INDEPENDENCE, Ohio -- Isaiah Thomas beamed as he held up his new No. 3 Cavs jersey for the first time.
There's no telling when he'll wear it in a game.
Stunned by Boston's decision to trade him to Cleveland as part of a package for Kyrie Irving, Thomas chose not to share much information Thursday about a hip injury that ended his inspirational playoff run last season and will sideline him for the start of this season -- and probably a lot longer.
At his introductory news conference, Thomas quickly deferred specific questions about his hip to new Cavaliers general manager Koby Altman, who said the team has a rehab plan in place for the All-Star point guard.
"We're not going to rush it at all," said Altman, who quickly grew tired of questions about Thomas' health. "The goal is to bring him back at some point this year and be healthy and compete and get back to IT status. That's our goal and our responsibility to him. We're not going to comment on the injury and we're not going to comment on a timetable" (see full story).
NBA: Group seeking Seattle team says it would build 2 arenas
SEATTLE -- An investment group that wants to build a sports arena for professional basketball and possibly hockey has offered to also rebuild KeyArena, the former home of Seattle's departed NBA franchise.
The move Thursday by the group led by investor Chris Hansen is the latest in the long-running debate over building a new arena. Hansen wants to privately build a facility in an area that's home to venues for the Seattle Seahawks and Seattle Mariners.
The City Council has so far refused to grant him use of a city street necessary for construction of the project.
Hansen's group says it would rebuild KeyArena after building the other facility, preserving it as a concert venue.
The council will review a proposal next week by another group for a privately financed renovation of city-owned KeyArena.
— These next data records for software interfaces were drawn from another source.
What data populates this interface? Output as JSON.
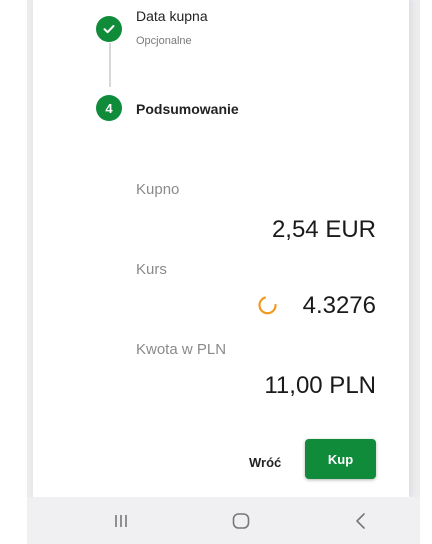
{
  "steps": [
    {
      "title": "Data kupna",
      "subtitle": "Opcjonalne",
      "icon": "check-icon",
      "status": "completed"
    },
    {
      "number": "4",
      "title": "Podsumowanie",
      "status": "active"
    }
  ],
  "summary": {
    "buy_label": "Kupno",
    "buy_value": "2,54 EUR",
    "rate_label": "Kurs",
    "rate_value": "4.3276",
    "amount_label": "Kwota w PLN",
    "amount_value": "11,00 PLN"
  },
  "actions": {
    "back_label": "Wróć",
    "buy_label": "Kup"
  },
  "navbar": {
    "icons": [
      "recent-apps-icon",
      "home-icon",
      "back-icon"
    ]
  },
  "colors": {
    "brand_green": "#0f8b3a",
    "spinner_orange": "#f39a1e",
    "label_gray": "#8a8a8a"
  }
}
Plans for the remodel would bring the building up to standards that could attract an NHL or NBA franchise once completed.
NBA: No contest plea entered in pie attack on Johnson
SACRAMENTO, Calif. -- A man accused of hitting Kevin Johnson in the face with a coconut cream pie when he was mayor of Sacramento, California, has pleaded no contest to misdemeanor disturbing the peace.
The Sacramento Bee reports that activist Sean Thompson was sentenced Thursday to two days' time already served in jail after prosecutors agreed to the lesser charge.
Thompson had been charged with misdemeanor assault and battery.
The pie attack occurred at a charity event a year ago. Johnson, a former NBA star, responded by punching Thompson.
Prosecutors initially charged Thompson with felony assault, but a judge declared a mistrial after jurors could not reach a verdict.
Johnson is no longer mayor.